Scenic Trails at Maplewood Nature Center
Maplewood Nature Center Trails (PDF) meander through oak woodland and around Green Heron Pond. Nature Center trails offer leisurely hiking in a quiet spot away from urban bustle. Watch wildlife, take photographs, and enjoy solitude and light exercise in a natural setting.
Hiking Trail Features & Accessibility
- The 1.5 miles of nature hiking trails begin at the Visitor Center entry patio.
- Close wildlife viewing is allowed by 600-foot floating boardwalk and observation decks.
- Lime rock surface is on most of the trail along the pond.
- Trail accessibility for strollers and wheelchairs may vary with trail conditions. Call the Visitor Center at 651-249-2170 for current trail surface conditions.
- Trail maps are available at the patio kiosk or in the Visitor Center or print your own copy Maplewood Nature Center Trail Map
- Woodland natural dirt path follows the hill contours for increased trail safety and comfort.
- Self-guided Spring Nature Bingo Hike Print and take along on your next hike in nature!
Wildlife You May See & Hear
Water is a magnet for wildlife, and Green Heron Pond attracts its share of birds, mammals and other species. In spring, geese, ducks, herons, and many other migratory species of birds join resident muskrat, mink, and painted turtles. The pond is a nursery for ducklings, such as mallards and wood ducks which feed on midges and other insects emerging from the water.
The edge of the pond bordering the prairie is a dynamic habitat for wildlife. You may find gray tree frogs, dragonflies, and many pollinating insects. In the oak woods, look for white-tailed deer, great horned owls, and woodpeckers.
Learn About Trees with Tree Quest!
This self guiding hike around the pond is fun to navigate with your family, friends, by yourself, or any group of people! Check out the Tree Quest Brochure (PDF).
Sustainable Hiking Trails
The Nature Center trails use sustainable trail design to reduce erosion and negative impacts on Green Heron Pond. Trail segments follow slope contours wherever possible. Stretches of trail subject to spring flooding have been rerouted upslope to drier land. These improvements have yielded many benefits: better pond views, gentler slopes which are more compatible for the elderly and families with young children, and trail surfaces that dry out more quickly in spring.
This sustainable trails project carried out in 2009 was funded by the City of Maplewood and by a Federal Park and Recreational Trails grant.

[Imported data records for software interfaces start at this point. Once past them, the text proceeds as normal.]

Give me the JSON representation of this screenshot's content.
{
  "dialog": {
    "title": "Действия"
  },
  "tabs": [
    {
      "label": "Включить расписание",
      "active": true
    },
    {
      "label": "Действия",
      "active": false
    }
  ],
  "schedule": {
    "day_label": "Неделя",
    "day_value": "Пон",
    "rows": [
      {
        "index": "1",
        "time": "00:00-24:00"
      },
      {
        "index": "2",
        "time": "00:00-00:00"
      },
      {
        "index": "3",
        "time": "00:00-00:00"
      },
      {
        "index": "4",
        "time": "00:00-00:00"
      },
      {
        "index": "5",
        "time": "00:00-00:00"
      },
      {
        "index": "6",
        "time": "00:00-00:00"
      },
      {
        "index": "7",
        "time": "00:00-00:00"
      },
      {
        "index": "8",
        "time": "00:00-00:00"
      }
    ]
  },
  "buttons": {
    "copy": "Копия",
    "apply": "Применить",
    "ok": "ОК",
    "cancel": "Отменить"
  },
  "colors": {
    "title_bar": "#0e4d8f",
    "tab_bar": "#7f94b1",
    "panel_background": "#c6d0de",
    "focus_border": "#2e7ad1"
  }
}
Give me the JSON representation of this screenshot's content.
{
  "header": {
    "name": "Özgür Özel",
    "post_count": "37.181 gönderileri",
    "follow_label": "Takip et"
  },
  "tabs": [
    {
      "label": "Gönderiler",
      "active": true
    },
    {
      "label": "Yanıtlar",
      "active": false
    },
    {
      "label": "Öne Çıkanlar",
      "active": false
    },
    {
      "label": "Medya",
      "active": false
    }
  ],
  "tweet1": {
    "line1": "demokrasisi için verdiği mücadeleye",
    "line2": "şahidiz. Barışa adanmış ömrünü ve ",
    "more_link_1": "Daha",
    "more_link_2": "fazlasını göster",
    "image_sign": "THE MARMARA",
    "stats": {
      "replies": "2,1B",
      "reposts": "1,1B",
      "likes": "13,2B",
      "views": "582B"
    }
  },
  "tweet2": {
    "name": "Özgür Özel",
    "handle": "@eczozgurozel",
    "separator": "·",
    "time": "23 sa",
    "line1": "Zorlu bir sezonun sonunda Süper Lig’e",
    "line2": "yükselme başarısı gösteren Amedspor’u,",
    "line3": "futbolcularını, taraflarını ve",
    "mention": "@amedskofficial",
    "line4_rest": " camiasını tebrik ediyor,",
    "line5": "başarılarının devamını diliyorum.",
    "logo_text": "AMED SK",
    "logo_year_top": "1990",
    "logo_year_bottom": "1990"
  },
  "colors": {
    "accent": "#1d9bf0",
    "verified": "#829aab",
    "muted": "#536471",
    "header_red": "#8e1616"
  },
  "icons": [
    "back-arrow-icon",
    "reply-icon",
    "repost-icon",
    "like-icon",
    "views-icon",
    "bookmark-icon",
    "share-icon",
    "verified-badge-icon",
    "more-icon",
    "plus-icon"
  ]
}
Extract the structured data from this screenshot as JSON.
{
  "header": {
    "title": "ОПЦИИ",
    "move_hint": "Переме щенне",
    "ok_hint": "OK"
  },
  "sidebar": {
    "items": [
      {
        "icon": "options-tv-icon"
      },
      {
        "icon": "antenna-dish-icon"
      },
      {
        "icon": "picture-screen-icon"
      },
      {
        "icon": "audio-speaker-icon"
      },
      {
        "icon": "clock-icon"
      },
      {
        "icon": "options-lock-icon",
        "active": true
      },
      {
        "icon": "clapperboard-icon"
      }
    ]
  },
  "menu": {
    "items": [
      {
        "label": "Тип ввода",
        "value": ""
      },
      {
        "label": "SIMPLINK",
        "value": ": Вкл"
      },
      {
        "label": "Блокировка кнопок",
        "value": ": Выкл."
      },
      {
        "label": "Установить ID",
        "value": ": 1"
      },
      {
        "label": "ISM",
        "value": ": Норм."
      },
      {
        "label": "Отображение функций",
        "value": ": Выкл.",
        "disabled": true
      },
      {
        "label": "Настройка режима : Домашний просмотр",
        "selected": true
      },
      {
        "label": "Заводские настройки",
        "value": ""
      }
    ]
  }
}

Many community partners, including St. Paul Audubon Society and Century College Field Biology program, seeded and planted abandoned trail corridors to re-establish native vegetation.